Boyd, meanwhile, will attempt to run as an independent, no easy task to those who don’t keep up with such things. According to Richard Winger of Ballot Access News, the last time Georgia had an independent candidate for governor on the ballot was in 1942.
The following year the law was changed making it radically more difficult for a candidate to qualify without a party label. It’s not a coincidence there hasn’t been an independent candidate for governor since.
Boyd will attempt to defeat the two-headed monster by getting on the ballot. It will take more than 44,000 signatures to do it. His official ballot access drive begins Saturday in his hometown of Folkston.
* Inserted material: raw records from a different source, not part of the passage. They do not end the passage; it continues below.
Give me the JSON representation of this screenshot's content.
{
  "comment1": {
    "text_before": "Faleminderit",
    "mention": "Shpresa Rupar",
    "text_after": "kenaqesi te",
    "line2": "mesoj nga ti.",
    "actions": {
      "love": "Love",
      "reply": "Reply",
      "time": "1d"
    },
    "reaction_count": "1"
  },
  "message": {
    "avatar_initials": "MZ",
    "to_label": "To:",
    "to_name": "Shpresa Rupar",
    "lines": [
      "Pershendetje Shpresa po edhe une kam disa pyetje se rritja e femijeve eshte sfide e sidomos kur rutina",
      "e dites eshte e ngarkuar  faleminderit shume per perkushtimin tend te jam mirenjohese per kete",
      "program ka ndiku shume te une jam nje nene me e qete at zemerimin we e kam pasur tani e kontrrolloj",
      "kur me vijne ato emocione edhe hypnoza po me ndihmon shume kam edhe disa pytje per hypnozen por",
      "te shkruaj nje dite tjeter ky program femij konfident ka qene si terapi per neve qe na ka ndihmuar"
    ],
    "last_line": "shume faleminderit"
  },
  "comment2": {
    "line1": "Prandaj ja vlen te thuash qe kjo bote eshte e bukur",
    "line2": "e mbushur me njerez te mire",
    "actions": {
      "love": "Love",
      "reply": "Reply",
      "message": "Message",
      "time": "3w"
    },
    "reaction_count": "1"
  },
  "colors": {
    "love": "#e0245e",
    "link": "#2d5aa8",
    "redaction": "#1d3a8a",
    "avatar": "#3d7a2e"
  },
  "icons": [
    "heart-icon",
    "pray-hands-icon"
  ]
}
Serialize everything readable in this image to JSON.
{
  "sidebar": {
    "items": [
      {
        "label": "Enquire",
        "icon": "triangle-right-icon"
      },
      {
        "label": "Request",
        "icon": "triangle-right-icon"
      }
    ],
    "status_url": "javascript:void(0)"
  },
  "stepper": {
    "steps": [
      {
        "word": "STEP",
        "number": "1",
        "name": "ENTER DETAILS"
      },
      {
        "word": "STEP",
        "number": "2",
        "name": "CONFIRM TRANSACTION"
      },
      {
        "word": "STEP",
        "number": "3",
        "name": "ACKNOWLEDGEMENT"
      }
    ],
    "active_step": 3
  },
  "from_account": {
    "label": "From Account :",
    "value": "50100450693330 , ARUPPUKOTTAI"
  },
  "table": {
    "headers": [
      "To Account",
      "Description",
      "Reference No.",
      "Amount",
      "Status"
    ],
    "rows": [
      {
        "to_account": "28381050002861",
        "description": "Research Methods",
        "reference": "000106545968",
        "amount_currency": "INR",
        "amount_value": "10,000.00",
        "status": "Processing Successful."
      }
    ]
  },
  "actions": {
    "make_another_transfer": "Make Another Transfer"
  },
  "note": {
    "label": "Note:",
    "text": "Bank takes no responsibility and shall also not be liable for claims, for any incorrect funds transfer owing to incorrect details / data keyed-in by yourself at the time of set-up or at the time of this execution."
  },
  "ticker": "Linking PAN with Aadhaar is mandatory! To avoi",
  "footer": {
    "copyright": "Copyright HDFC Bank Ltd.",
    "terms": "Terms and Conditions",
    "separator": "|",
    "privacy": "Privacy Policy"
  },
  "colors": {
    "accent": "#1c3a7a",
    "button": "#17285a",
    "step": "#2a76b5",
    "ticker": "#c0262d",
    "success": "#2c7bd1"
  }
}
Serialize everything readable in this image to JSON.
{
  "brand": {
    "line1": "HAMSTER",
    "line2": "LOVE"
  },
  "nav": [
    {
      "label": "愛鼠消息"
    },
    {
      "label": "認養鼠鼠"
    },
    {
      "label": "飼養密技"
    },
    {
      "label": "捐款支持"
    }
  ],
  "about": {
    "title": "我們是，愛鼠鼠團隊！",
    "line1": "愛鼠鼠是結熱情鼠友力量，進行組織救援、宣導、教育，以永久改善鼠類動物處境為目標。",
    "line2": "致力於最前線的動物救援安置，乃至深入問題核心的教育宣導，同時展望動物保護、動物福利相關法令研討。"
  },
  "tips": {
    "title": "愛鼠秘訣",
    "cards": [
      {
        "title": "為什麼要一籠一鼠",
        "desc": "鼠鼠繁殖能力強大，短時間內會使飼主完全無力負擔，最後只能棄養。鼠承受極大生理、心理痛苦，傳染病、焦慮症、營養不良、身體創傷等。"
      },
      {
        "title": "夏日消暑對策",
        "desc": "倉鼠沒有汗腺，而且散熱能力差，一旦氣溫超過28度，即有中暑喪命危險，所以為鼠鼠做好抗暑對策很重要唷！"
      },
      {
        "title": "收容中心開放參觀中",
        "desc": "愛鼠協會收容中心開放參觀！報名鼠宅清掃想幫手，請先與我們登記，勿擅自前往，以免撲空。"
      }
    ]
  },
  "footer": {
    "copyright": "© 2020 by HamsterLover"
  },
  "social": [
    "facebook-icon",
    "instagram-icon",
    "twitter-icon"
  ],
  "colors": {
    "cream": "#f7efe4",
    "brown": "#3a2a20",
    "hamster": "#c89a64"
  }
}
Boyd is hoping to obtain twice that number of registered voters as state elections officials always try to disqualify names for any number of reasons in cases like these.
Imagine how much trouble Boyd could have saved himself by lying and saying, “Yes, I will be loyal to the party.”
Sounds like a candidate with integrity to me.
•While independents are discouraged from running our state, a look across the country shows independents making much more progress.
In Maine, Eliot Cutler is running for governor as an independent candidate, according to Ballot Access News, and observers give him a chance at being elected. Cutler is an attorney who worked for former President Jimmy Carter and also for Democratic nominee for vice-president in 1968, Edmund Muskie.
In Massachusetts, independent candidate for governor, Timothy Cahill, is currently in second place in recent polling ahead of the likely Republican nominee and just five points behind the incumbent Democratic governor.
•One candidate who does not deserve support in his race in our state is Austin Scott. For months, Scott asked for support (financial and otherwise) saying he was running for governor.
On the last day of qualifying, Scott decided to run for congress instead. Was it the crowded Republican field for governor that changed Scott’s mind? Who knows? But I do know he doesn’t deserve your support after this last second flip flop and fly.
Chris Bridges is editor of the Barrow Journal. You can reach him at email@example.com.